Ah, yes. My favorite movie. Well, that’s . . . uh . . that would be . . . yeah . . I dunno. For the most part, I don’t remember movies. Not the actors, the plot, and certainly not the soundtrack. Bubba remembers that stuff, and if I need to know for the purpose of joining a conversation, I send him a text and hope for a quick answer.
ME: What was the movie we saw last wknd with the guy in the suit?
BUBBA: Spider-man 2?
ME: Oooohh yeah . . . THX!
Not only will he text me the name of the movie, but I will often get the key character actors, directors, and sometimes the soundtrack composer. I like the way he makes me sound movie-saavy in social settings.
What I’m trying to say is that I may very well have a favorite movie, I just can’t remember what it is. I’d ask Bubba but he would tell me Star Wars, which is his favorite(s). Besides, he’s sleeping, and I appreciate my morning solitude.
I thought back to films that move me, because those are my favorites. Christmas Eve 2013 I watched a movie called The Visitor while I painted the rec room. In order to remember the title, I played a sort of charades with Google.
ME: Movie Drums Squatter
GOOGLE: The Visitor – Movie Review The situation in Tom McCarthy’s second film The Visitor is ripe with drama: Walter Vale (Richard … Tarek and Zainab are not squatters. … A scene in which Walter joins Tarek in an African drum circle in Central Park is almost thrilling; it’s a …
ME: Oooohh yeah . . .
It was a good choice, but decided there is a movie that has made a more recent impact on me than that. There was one film we watched before the Academy Awards that made me cry . . . . So I pulled up Google again.
ME: Movie Nun Adoption
GOOGLE: Philomena (film) – Wikipedia, the free encyclopedia Philomena is a 2013 drama film directed by Stephen Frears, based on the book The … The nuns are once again polite but unhelpful, and claim that the adoption …
ME: Oooohh yeah . . . Gee, thanks, Google!
There was some controversy about the story line, because it does not paint a pretty picture of Catholicism.

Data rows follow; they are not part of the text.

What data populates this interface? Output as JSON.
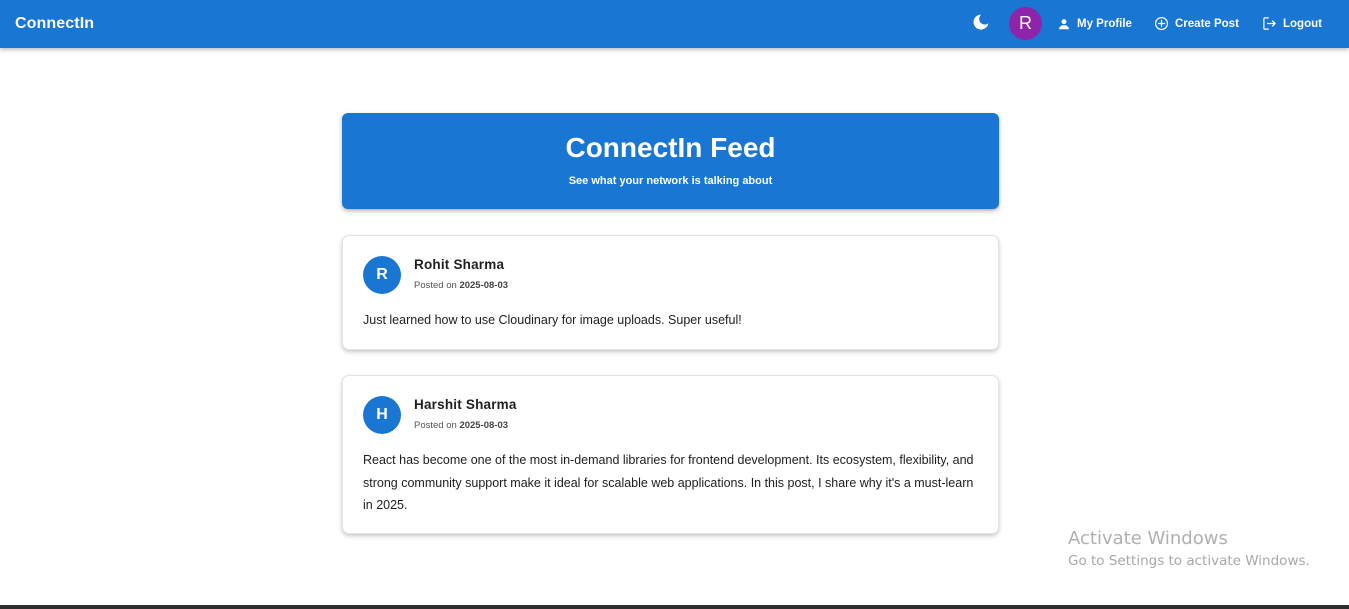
{
  "appbar": {
    "brand": "ConnectIn",
    "avatar_initial": "R",
    "my_profile_label": "My Profile",
    "create_post_label": "Create Post",
    "logout_label": "Logout",
    "icons": [
      "moon-icon",
      "person-icon",
      "add-circle-icon",
      "logout-icon"
    ]
  },
  "feed": {
    "title": "ConnectIn Feed",
    "subtitle": "See what your network is talking about"
  },
  "posts": [
    {
      "initial": "R",
      "author": "Rohit Sharma",
      "posted_on_label": "Posted on",
      "date": "2025-08-03",
      "content": "Just learned how to use Cloudinary for image uploads. Super useful!"
    },
    {
      "initial": "H",
      "author": "Harshit Sharma",
      "posted_on_label": "Posted on",
      "date": "2025-08-03",
      "content": "React has become one of the most in-demand libraries for frontend development. Its ecosystem, flexibility, and strong community support make it ideal for scalable web applications. In this post, I share why it's a must-learn in 2025."
    }
  ],
  "watermark": {
    "title": "Activate Windows",
    "subtitle": "Go to Settings to activate Windows."
  },
  "colors": {
    "primary": "#1976d2",
    "avatar_accent": "#8e24aa"
  }
}
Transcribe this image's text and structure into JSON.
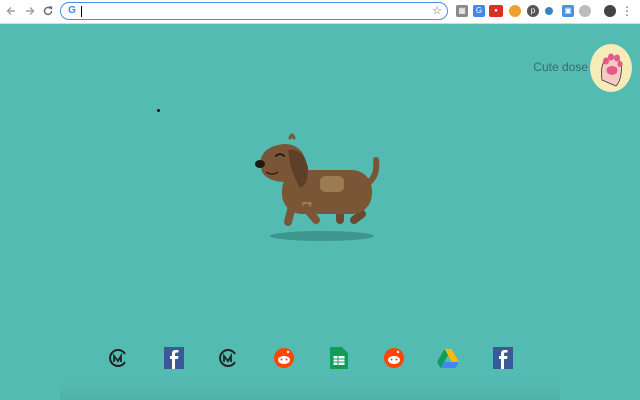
{
  "browser": {
    "address_bar": {
      "value": "",
      "placeholder": ""
    },
    "extensions": [
      "ext-1-icon",
      "translate-icon",
      "pomodoro-icon",
      "cookie-icon",
      "pinterest-icon",
      "extension-icon",
      "extension-icon-2",
      "extension-icon-3"
    ]
  },
  "widget": {
    "label": "Cute dose"
  },
  "shortcuts": [
    {
      "name": "coinmarketcap",
      "icon": "coinmarketcap-icon"
    },
    {
      "name": "facebook",
      "icon": "facebook-icon"
    },
    {
      "name": "coinmarketcap",
      "icon": "coinmarketcap-icon"
    },
    {
      "name": "reddit",
      "icon": "reddit-icon"
    },
    {
      "name": "google-sheets",
      "icon": "google-sheets-icon"
    },
    {
      "name": "reddit",
      "icon": "reddit-icon"
    },
    {
      "name": "google-drive",
      "icon": "google-drive-icon"
    },
    {
      "name": "facebook",
      "icon": "facebook-icon"
    }
  ],
  "colors": {
    "background": "#54bbb3",
    "dog_body": "#7a5637",
    "dog_spot": "#9c7a52"
  }
}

Yet, Philomena’s reaction was so tender toward her church, I thought it very respectful and highly honorable of faith in general.
It was, for the most part a true story. Wikipedia lists a couple reference quotes about the historicity, stating,

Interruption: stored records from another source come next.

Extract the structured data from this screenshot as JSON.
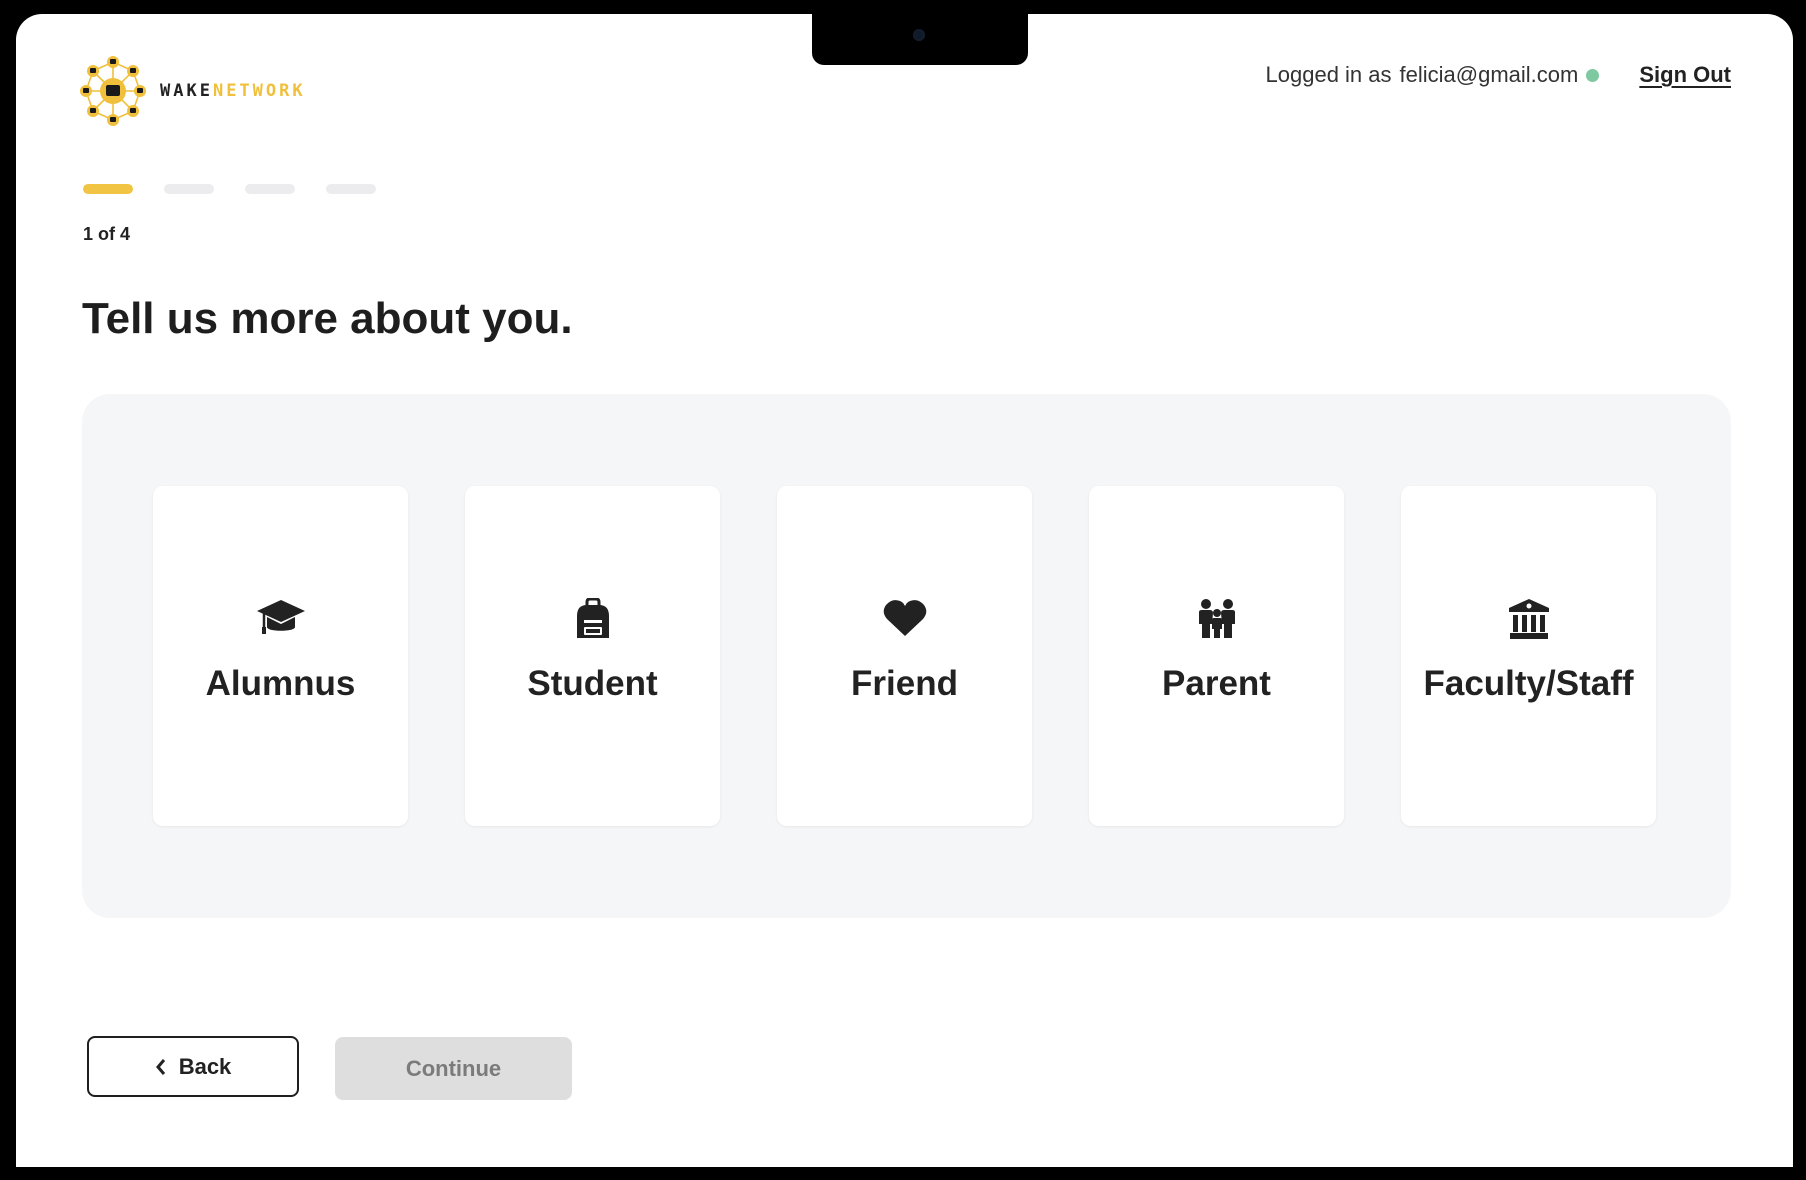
{
  "brand": {
    "name_part1": "WAKE",
    "name_part2": "NETWORK",
    "accent_color": "#f2c443",
    "logo_icon": "hub-network-logo-icon"
  },
  "header": {
    "logged_in_label": "Logged in as",
    "email": "felicia@gmail.com",
    "status_color": "#7ec9a0",
    "sign_out_label": "Sign Out"
  },
  "progress": {
    "current_step": 1,
    "total_steps": 4,
    "step_text": "1 of 4"
  },
  "main": {
    "title": "Tell us more about you.",
    "options": [
      {
        "label": "Alumnus",
        "icon": "graduation-cap-icon"
      },
      {
        "label": "Student",
        "icon": "backpack-icon"
      },
      {
        "label": "Friend",
        "icon": "heart-icon"
      },
      {
        "label": "Parent",
        "icon": "family-icon"
      },
      {
        "label": "Faculty/Staff",
        "icon": "building-columns-icon"
      }
    ]
  },
  "footer": {
    "back_label": "Back",
    "continue_label": "Continue",
    "continue_enabled": false
  }
}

“The film took liberties with the real life events. Sister Hildegard McNulty, the principal antagonist in the film, is depicted as having met with journalist Sixsmith after he started working on the story. McNulty died in 1995, and Sixsmith started his investigation only in 2004. The final scene where a wheelchair-bound McNulty chastises Philomena for carnality is also dramatic license.
Sixsmith has said that Coogan’s portrayal of him shared his “intolerance of injustice in all walks of life,” and his admiration for a woman like Philomena who has the strength to rise above this, but he is less angry than his screen version and is an agnostic rather than an atheist.”
If this is the farthest the narrative strayed from the truth, the story is still powerful. Having loved two men who were both adopted as babies, this movie left a lasting impression on me. It is a monument to motherhood and the cultural freedoms we have acquired through the years.
Today is actually a perfect day to watch this film. But dry your eyes before you call your mum to wish her a Happy Mother’s Day!
Peace and love to all the mothers today . . .
PS. Bubba and Twindaddy have something in common. Check it out here.